  • Western wheatgrass (Pascopyrum smithii), western snowberry (Symphoricarpos occidentalis), and the exotic grass Kentucky bluegrass (Poa pratensis) were the most common species in the park.
  • Native plant diversity and cover are considerably higher and exotic species cover is lower in the uplands compared to the riparian areas.
  • There has been a significant increase in exotic species cover in the riparian areas since 2010. While this trend was not seen in uplands plots, Kentucky bluegrass is significantly increasing in all areas of the park.
  • The North Unit has more cottonwood forest, a more diverse tree assemblage, and lower exotic species cover in the understory than the South Unit.

chipmunk eating a berry while perched on a twig that has green leaves and red berries
Riparian habitats are an important source of food for many animals at Theodore Roosevelt National Park, including this least chipmunk (Tamias minimus).

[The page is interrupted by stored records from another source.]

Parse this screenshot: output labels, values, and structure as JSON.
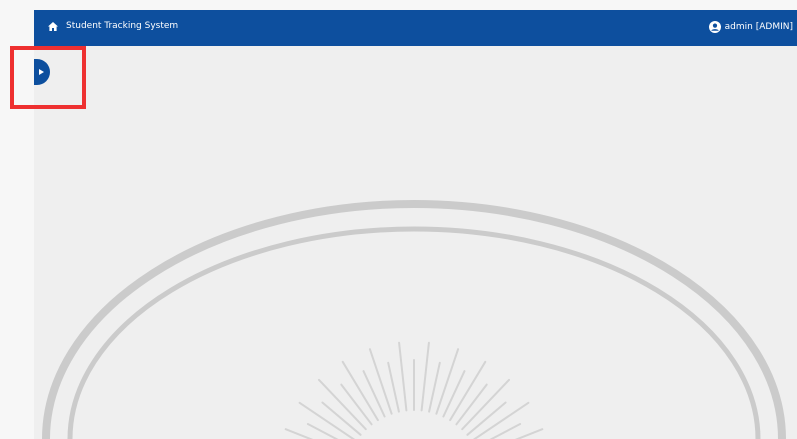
{
  "topbar": {
    "home_icon": "home-icon",
    "title": "Student Tracking System",
    "user_icon": "user-circle-icon",
    "user_label": "admin  [ADMIN]",
    "background_color": "#0d4f9e"
  },
  "sidebar": {
    "toggle_icon": "chevron-right-icon"
  },
  "annotation": {
    "highlight_color": "#ee3030"
  },
  "content": {
    "background_color": "#efefef",
    "watermark": "emblem-watermark"
  }
}
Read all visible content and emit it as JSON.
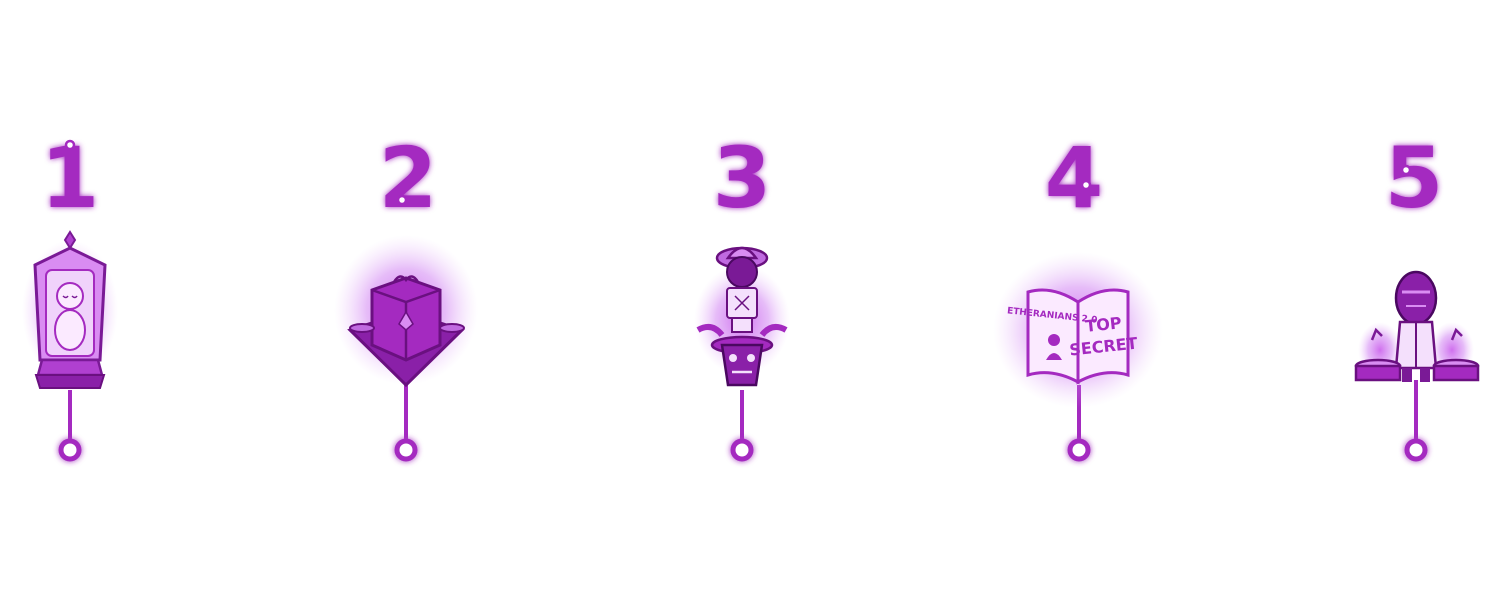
{
  "roadmap": {
    "accent_color": "#a42ac0",
    "glow_color": "#c040e8",
    "milestones": [
      {
        "number": "1",
        "icon": "glowing-capsule-figure-icon"
      },
      {
        "number": "2",
        "icon": "ethereum-gift-box-icon"
      },
      {
        "number": "3",
        "icon": "bucket-hat-character-on-totem-icon"
      },
      {
        "number": "4",
        "icon": "top-secret-book-icon",
        "book_left_text": "ETHERANIANS 2.0",
        "book_right_line1": "TOP",
        "book_right_line2": "SECRET"
      },
      {
        "number": "5",
        "icon": "robot-character-with-drums-icon"
      }
    ]
  }
}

Did You Know?

Plant communities that grow along the banks or rivers and streams are known as riparian communities. These habitats are extremely important as they provide food and shelter for a wide range of both aquatic and land animals and have a high level of species diversity. Healthy riparian habitats also have a vital role in soil conservation and erosion control. At Theodore Roosevelt National Park, we collect data from plots in riparian areas to inform park managers of the condition of this vital habitat, and track the spread of exotic and invasive species.

For More Information

Visit the Northern Great Plains Network website to read more about plant monitoring at Theodore Roosevelt National Park.

Protocol Contact, Northern Great Plains Inventory and Monitoring Network: Isabel Ashton

Summary by Northern Great Plains Network, updated in 2019

Part of a series of articles titled Plant Community Monitoring in Northern Great Plains Network Parks.

Theodore Roosevelt National Park

Last updated: November 20, 2019